    • Posted July 19, 2016 at 1:09 pm | Permalink

      Thanks, Martha 🙂 I agree it’s very hard to make sure that your set-ups and misdirection don’t fall into cliche territory. And I often find myself overthinking this as I write. I think that if we try and keep are characters complex and mutli-faceted and we don’t always go with the first (easy, ovious) inclination when writing then we challenge ourselves to really create complicated, surprising worlds. Good luck with writing and thanks for the great examples.

  12. Kate Schoedinger
    Posted July 19, 2016 at 2:07 pm | Permalink

    This is timely and brilliant! I am currently tucking in hints with my WIP and I am grateful for this counsel today! Thank you, Kat!
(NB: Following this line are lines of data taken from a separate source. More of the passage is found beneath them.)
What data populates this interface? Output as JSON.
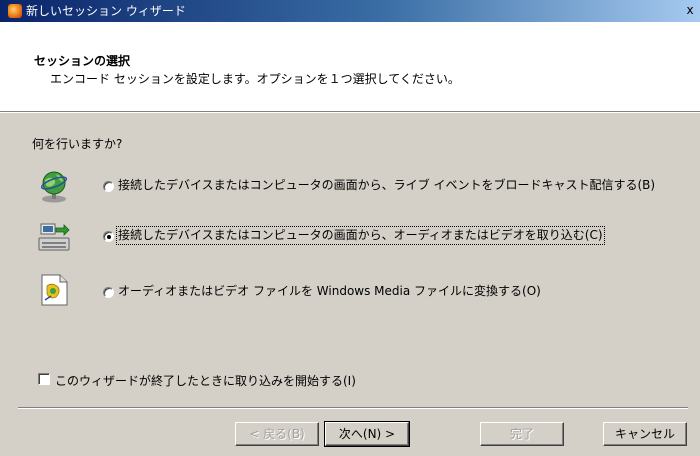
{
  "window": {
    "title": "新しいセッション ウィザード",
    "close_label": "x"
  },
  "header": {
    "title": "セッションの選択",
    "subtitle": "エンコード セッションを設定します。オプションを１つ選択してください。"
  },
  "main": {
    "question": "何を行いますか?",
    "options": [
      {
        "label": "接続したデバイスまたはコンピュータの画面から、ライブ イベントをブロードキャスト配信する(B)",
        "icon": "broadcast-globe-icon",
        "selected": false
      },
      {
        "label": "接続したデバイスまたはコンピュータの画面から、オーディオまたはビデオを取り込む(C)",
        "icon": "capture-device-icon",
        "selected": true
      },
      {
        "label": "オーディオまたはビデオ ファイルを Windows Media ファイルに変換する(O)",
        "icon": "convert-file-icon",
        "selected": false
      }
    ],
    "start_capture_label": "このウィザードが終了したときに取り込みを開始する(I)"
  },
  "footer": {
    "back_label": "< 戻る(B)",
    "next_label": "次へ(N) >",
    "finish_label": "完了",
    "cancel_label": "キャンセル"
  }
}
    • Posted July 19, 2016 at 5:14 pm | Permalink

      GOOD LUCK WITH YOUR WIP! :)!

      • Kate Schoedinger
        Posted July 19, 2016 at 5:48 pm | Permalink

        It’s like a reverse Easter Egg Hunt and most amusing.

  13. Posted July 19, 2016 at 3:21 pm | Permalink

    Two movies come immediately to mind: Beautiful Mind and The Book of Eli. I gasped out loud at both of those twists, my mind suddenly connecting all the hints along the way.

    • Posted July 19, 2016 at 5:15 pm | Permalink

      Love both of those movies – and love the reveals and the way that they are set up. Gorgeous examples.

  14. Melinda Kramm
    Posted July 19, 2016 at 7:48 pm | Permalink

    In terms of short stories, I believe that O. Henry did a remarkable job creating plot twists. One of my favorite authors, Jodi Piccoult, always catches me off guard, even though I know it is her signature move.

    • Posted July 20, 2016 at 12:00 am | Permalink

      I haven’t read O. Henry since school days – now I think I’ll have to revisit. And I haven’t really read Jodi Piccoult though of course I hear wonderful things 🙂 Thanks Melinda!

  15. Posted July 23, 2016 at 1:16 am | Permalink

    I really loved the Twilight series. I think the author did a great job writing them, adding in twists and turns in each of the books, stuff that you would have never expected that would have happened and it was always keeping you on your toes.

  • Find Kate Online